Augustine. Exposition on the Book of Psalms. Schaff, Philip (editor). New York: Christian Literature Publishing Co, 1886. Nicene and Post-Nicene Church Fathers: Series 1: Volume VIII. Re-published 2014, Catholic Way Publishing. Kindle electronic edition, ISBN-13: 978-1-78379-372-3.
“Psalm 119: Daleth"
Psalm 119:25-32 begins with the Psalmist in a very low place - on the pavement. Augustine sees this as a cry for rescue from earthly things (Augustine Psalms, loc. 339090, par. 25). He is clear that we expect a bodily resurrection. "For we shall not be without our bodies when we shall be for evermore with the Lord; but then because they will not be corruptible, nor will they weigh down our souls, if we view it strictly, we shall not cleave unto them, but they rather unto us, and we unto God" (Augustine Psalms, loc. 339095, par. 26).

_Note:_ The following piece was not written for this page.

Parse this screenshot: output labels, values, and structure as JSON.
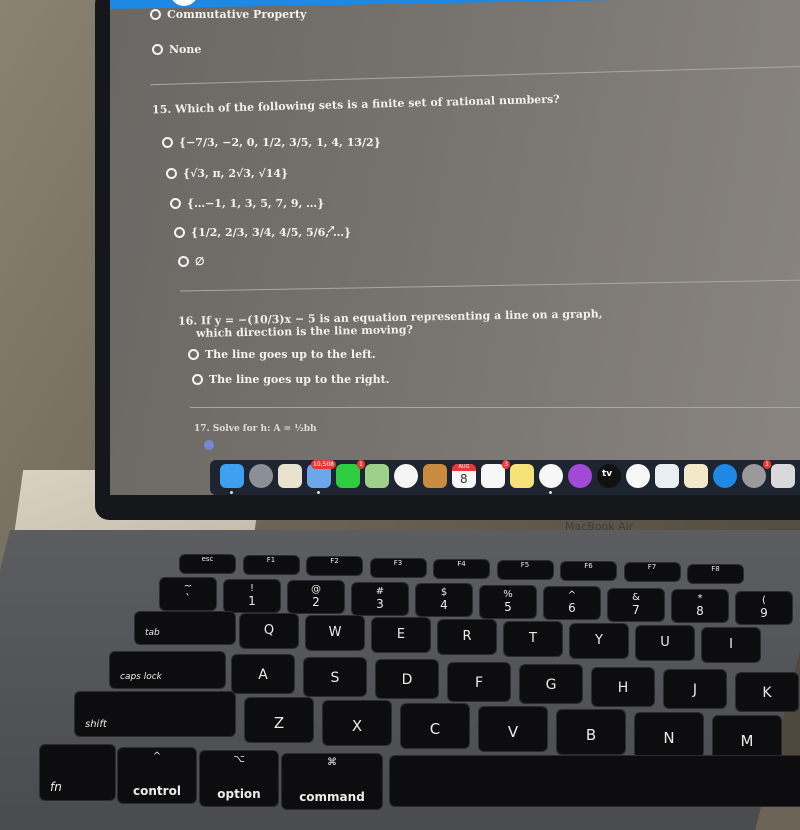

Verse 26 shows that the Psalmist's ways require confession, but that God is able to hear and change us. Augustine takes this change to be not only in but in deeds as well (Augustine Psalms, loc. 339099, par. 27). This is the heart of the meaning of verse 27, where the Psalmist asks for instruction. There is an understanding that instruction results in action.

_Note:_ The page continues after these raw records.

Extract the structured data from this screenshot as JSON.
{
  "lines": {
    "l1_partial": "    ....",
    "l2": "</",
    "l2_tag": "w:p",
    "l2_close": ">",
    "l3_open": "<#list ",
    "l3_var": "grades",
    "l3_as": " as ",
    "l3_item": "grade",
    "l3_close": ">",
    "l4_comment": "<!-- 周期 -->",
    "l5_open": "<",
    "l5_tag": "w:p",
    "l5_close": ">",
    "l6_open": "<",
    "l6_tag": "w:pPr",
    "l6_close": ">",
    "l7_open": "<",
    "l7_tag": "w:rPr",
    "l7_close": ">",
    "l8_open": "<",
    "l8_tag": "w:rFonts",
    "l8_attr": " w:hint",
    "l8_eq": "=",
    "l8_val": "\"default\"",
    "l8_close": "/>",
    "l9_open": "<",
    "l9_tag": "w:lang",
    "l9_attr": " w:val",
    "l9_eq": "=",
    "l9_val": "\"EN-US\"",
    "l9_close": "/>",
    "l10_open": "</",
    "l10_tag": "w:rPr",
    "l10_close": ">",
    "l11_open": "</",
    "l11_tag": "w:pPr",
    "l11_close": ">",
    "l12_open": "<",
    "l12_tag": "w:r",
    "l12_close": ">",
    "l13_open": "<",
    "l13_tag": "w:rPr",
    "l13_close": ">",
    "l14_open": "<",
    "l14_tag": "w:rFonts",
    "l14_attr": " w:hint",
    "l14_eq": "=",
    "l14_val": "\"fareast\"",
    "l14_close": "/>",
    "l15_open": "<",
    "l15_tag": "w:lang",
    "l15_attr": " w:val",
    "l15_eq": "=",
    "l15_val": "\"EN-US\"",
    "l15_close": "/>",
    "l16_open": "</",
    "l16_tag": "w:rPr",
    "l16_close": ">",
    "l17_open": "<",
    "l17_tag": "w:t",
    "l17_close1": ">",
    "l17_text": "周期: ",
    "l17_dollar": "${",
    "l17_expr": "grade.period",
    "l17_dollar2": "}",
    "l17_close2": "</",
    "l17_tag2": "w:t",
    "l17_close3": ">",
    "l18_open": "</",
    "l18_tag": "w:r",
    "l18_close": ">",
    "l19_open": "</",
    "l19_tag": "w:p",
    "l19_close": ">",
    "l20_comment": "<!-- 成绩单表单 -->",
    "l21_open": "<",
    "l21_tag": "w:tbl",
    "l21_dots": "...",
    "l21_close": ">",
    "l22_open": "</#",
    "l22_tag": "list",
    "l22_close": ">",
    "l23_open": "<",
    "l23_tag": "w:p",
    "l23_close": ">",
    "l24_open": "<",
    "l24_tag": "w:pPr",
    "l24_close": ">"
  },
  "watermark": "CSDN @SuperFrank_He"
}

Augustine recognizes that verse 29 draws a distinction between works and faith, calling it "the law of works" and "the law of faith" (Augustine Psalms, loc. 339111, par. 29). In the law of faith we believe and we receive God's promises. This concept makes sense of verses 30-31. It is the "law of faith" which makes God able to "pity me" (Augustine Psalms, loc. 339115, par. 30). This is the hope Augustine finds in God's law.